2. Company Appeal (AT) (Insolvency) No. 172 of 2019

The content of this article is intended to provide a general guide to the subject matter. Specialist advice should be sought about your specific circumstances.

Media Coverage

About Dhaval Vussonji

Ask a question

Lorem ipsum dolor sit amet, consectetur adipiscing elit. Ut elit tellus, luctus nec ullamcorper mattis, pulvinar dapibus leo.

Legal Disclaimer

User Acknowledgement
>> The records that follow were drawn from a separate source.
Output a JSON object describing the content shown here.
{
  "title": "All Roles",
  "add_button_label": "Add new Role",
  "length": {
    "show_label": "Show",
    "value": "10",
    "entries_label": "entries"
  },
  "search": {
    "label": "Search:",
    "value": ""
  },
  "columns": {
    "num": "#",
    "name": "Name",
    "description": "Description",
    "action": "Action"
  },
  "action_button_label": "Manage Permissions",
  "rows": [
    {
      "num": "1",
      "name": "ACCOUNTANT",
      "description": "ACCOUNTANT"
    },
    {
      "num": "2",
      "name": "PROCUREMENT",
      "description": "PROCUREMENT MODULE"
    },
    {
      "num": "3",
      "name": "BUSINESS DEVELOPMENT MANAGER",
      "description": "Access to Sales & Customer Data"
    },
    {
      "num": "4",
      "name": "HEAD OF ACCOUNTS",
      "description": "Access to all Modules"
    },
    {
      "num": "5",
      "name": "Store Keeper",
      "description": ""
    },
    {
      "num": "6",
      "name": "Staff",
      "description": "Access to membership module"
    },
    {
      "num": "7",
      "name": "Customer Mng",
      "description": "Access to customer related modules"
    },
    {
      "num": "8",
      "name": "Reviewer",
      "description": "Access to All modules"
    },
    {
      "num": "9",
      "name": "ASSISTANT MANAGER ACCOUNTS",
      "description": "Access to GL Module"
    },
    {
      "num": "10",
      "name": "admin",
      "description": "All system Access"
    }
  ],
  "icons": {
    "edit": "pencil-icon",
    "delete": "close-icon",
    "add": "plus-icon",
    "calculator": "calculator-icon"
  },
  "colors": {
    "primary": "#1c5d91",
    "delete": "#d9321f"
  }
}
By proceeding further and clicking on the “AGREE” button herein below, I acknowledge that I of my own accord wish to know more about Dhaval Vussonji & Associates for my own information and use. I further acknowledge that there has been no solicitation, invitation or inducement of any sort whatsoever from Dhaval Vussonji & Associates or any of its members to create an Attorney-Client relationship through this knowledgesite. I further acknowledge having read and understood the Disclaimer below.


This knowledgesite ( is a resource for informational purposes only and is intended, but not promised or guaranteed, to be correct, complete, and up-to-date. Dhaval Vussonji & Associates (DVA) does not warrant that the information contained on this knowledgesite is accurate or complete, and hereby disclaims any and all liability to any person for any loss or damage caused by errors or omissions, whether such errors or omissions result from negligence, accident or any other cause.

DVA further assumes no liability for the interpretation and/or use of the information contained on this knowledgesite, nor does it offer a warranty of any kind, either expressed or implied. The owner of this knowledgesite does not intend links from this site to other internet knowledgesites to be referrals to, endorsements of, or affiliations with the linked entities. DVA is not responsible for, and makes no representations or warranties about, the contents of Web sites to which links may be provided from this Web site.

This knowledgesite is not intended to be a source of advertising or solicitation and the contents of the knowledgesite should not be construed as legal advice. The reader should not consider this information to be an invitation for a lawyer-client relationship and should not rely on information provided herein and should always seek the advice of competent counsel licensed to practice in the relevant country/state. Transmission, receipt or use of this knowledgesite does not constitute or create a lawyer-client relationship. No recipients of content from this knowledgesite should act, or refrain from acting, based upon any or all of the contents of this site.

Furthermore, the owner of this knowledgesite does not wish to represent anyone desiring representation based solely upon viewing this knowledgesite or in a country/state where this knowledgesite fails to comply with all laws and ethical rules of that state. Finally, the reader is warned that the use of Internet e-mail for confidential or sensitive information is susceptible to risks of lack of confidentiality associated with sending email over the Internet.